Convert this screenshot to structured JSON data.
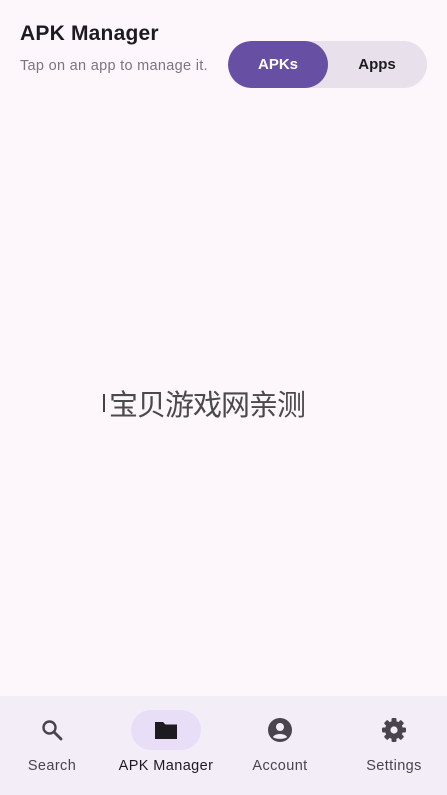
{
  "header": {
    "title": "APK Manager",
    "subtitle": "Tap on an app to manage it."
  },
  "segmented": {
    "options": [
      "APKs",
      "Apps"
    ],
    "selected": "APKs",
    "selected_color": "#6750a4"
  },
  "watermark": {
    "text": "宝贝游戏网亲测"
  },
  "bottom_nav": {
    "items": [
      {
        "label": "Search",
        "icon": "search-icon"
      },
      {
        "label": "APK Manager",
        "icon": "folder-icon",
        "active": true
      },
      {
        "label": "Account",
        "icon": "account-circle-icon"
      },
      {
        "label": "Settings",
        "icon": "gear-icon"
      }
    ],
    "active_indicator_color": "#e8def8"
  }
}
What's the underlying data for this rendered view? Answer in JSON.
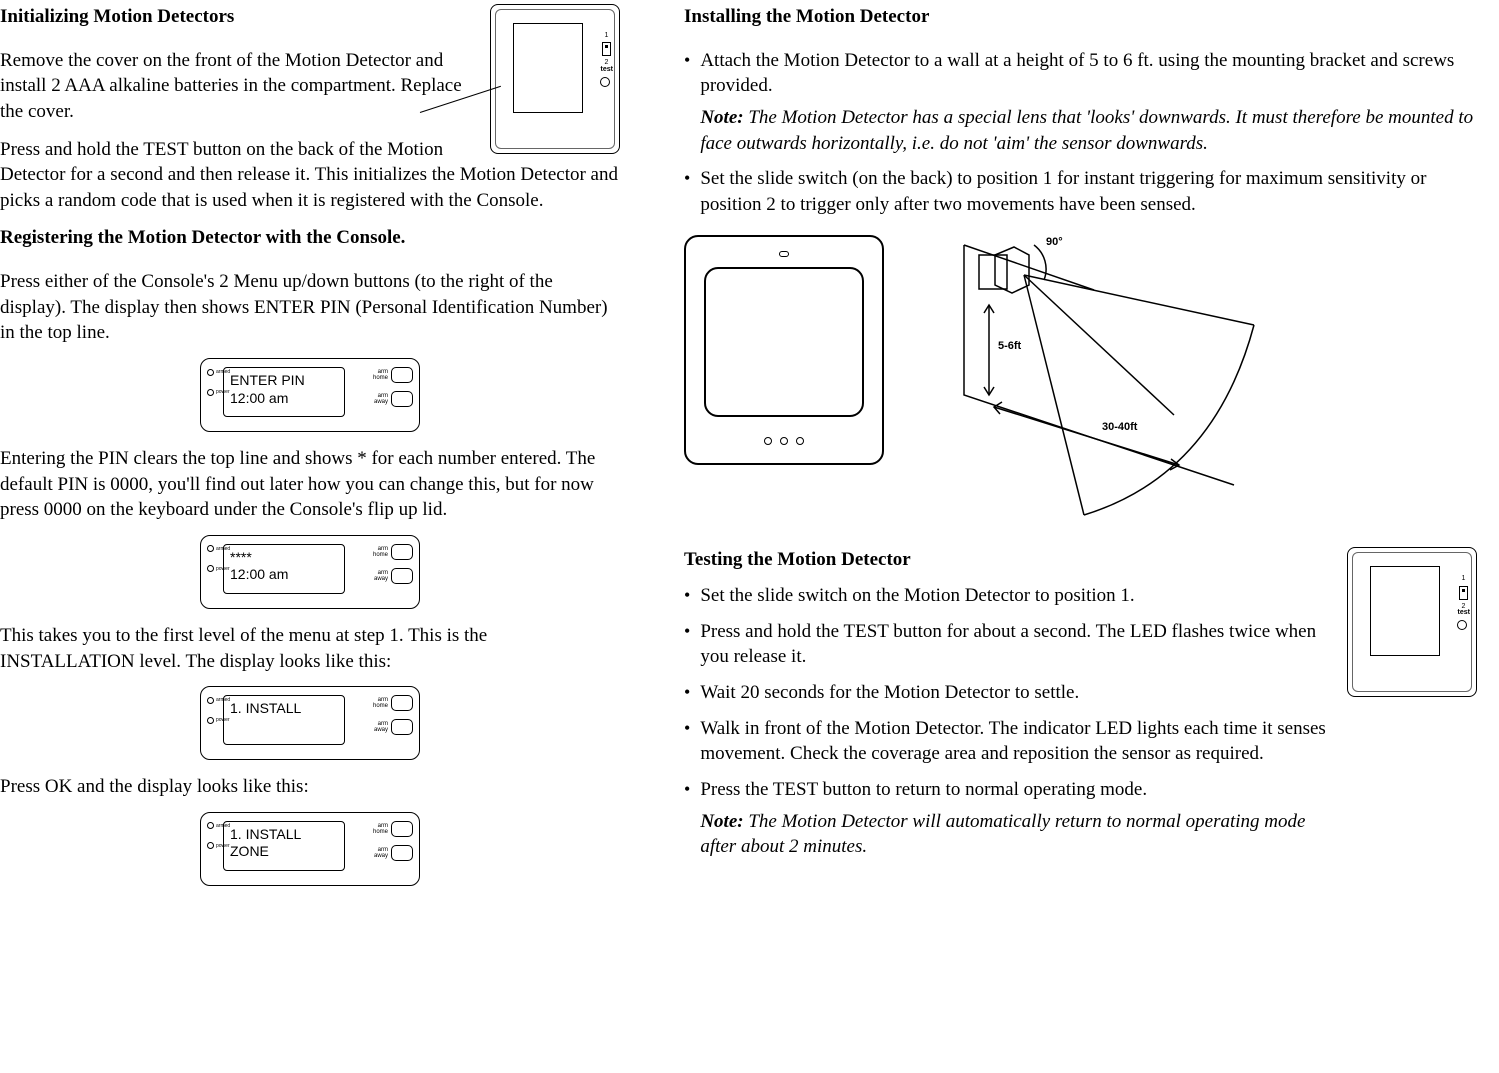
{
  "left": {
    "h1": "Initializing Motion Detectors",
    "p1": "Remove the cover on the front of the Motion Detector and install 2 AAA alkaline batteries in the compartment. Replace the cover.",
    "p2": "Press and hold  the TEST button on the back of the Motion Detector for a second and then release it. This initializes the Motion Detector and picks a random code that is used when it is registered with the Console.",
    "h2": "Registering the Motion Detector with the Console.",
    "p3": "Press either of the Console's 2 Menu up/down buttons (to the right of the display). The display then shows ENTER PIN (Personal Identification Number) in the top line.",
    "p4": "Entering the PIN clears the top line and shows * for each number entered. The default PIN is 0000, you'll find out later how you can change this, but for now press 0000 on the keyboard under the Console's flip up lid.",
    "p5": "This takes you to the first level of the menu at step 1. This is the INSTALLATION level. The display looks like this:",
    "p6": "Press OK and the display looks like this:"
  },
  "right": {
    "h1": "Installing the Motion Detector",
    "b1": "Attach the Motion Detector to a wall at a height of 5 to 6 ft. using the mounting bracket and screws provided.",
    "b1note": "The Motion Detector has a special lens that 'looks' downwards. It must therefore be mounted to face outwards horizontally, i.e. do not 'aim' the sensor downwards.",
    "b2": "Set the slide switch (on the back) to position 1 for instant triggering for maximum sensitivity or position 2 to trigger only after two movements have been sensed.",
    "h2": "Testing the Motion Detector",
    "t1": "Set the slide switch on the Motion Detector to position 1.",
    "t2": "Press and hold the TEST button for about a second. The LED flashes twice when you release it.",
    "t3": "Wait 20 seconds for the Motion Detector to settle.",
    "t4": "Walk in front of the Motion Detector. The indicator LED lights each time it senses movement. Check the coverage area and reposition the sensor as required.",
    "t5": "Press the TEST button to return to normal operating mode.",
    "t5note": "The Motion Detector will automatically return to normal operating mode after about 2 minutes."
  },
  "console": {
    "led1": "armed",
    "led2": "power",
    "btn1a": "arm",
    "btn1b": "home",
    "btn2a": "arm",
    "btn2b": "away",
    "screens": [
      {
        "line1": "ENTER PIN",
        "line2": "12:00 am"
      },
      {
        "line1": "****",
        "line2": "12:00 am"
      },
      {
        "line1": "1. INSTALL",
        "line2": ""
      },
      {
        "line1": "1. INSTALL",
        "line2": "ZONE"
      }
    ]
  },
  "detector_back": {
    "pos1": "1",
    "pos2": "2",
    "test": "test"
  },
  "coverage": {
    "angle": "90°",
    "height": "5-6ft",
    "range": "30-40ft"
  },
  "note_label": "Note:"
}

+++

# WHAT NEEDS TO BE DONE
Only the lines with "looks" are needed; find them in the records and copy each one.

# SOLUTION BELOW
    "p5": "This takes you to the first level of the menu at step 1. This is the INSTALLATION level. The display looks like this:",
    "p6": "Press OK and the display looks like this:"
    "b1note": "The Motion Detector has a special lens that 'looks' downwards. It must therefore be mounted to face outwards horizontally, i.e. do not 'aim' the sensor downwards.",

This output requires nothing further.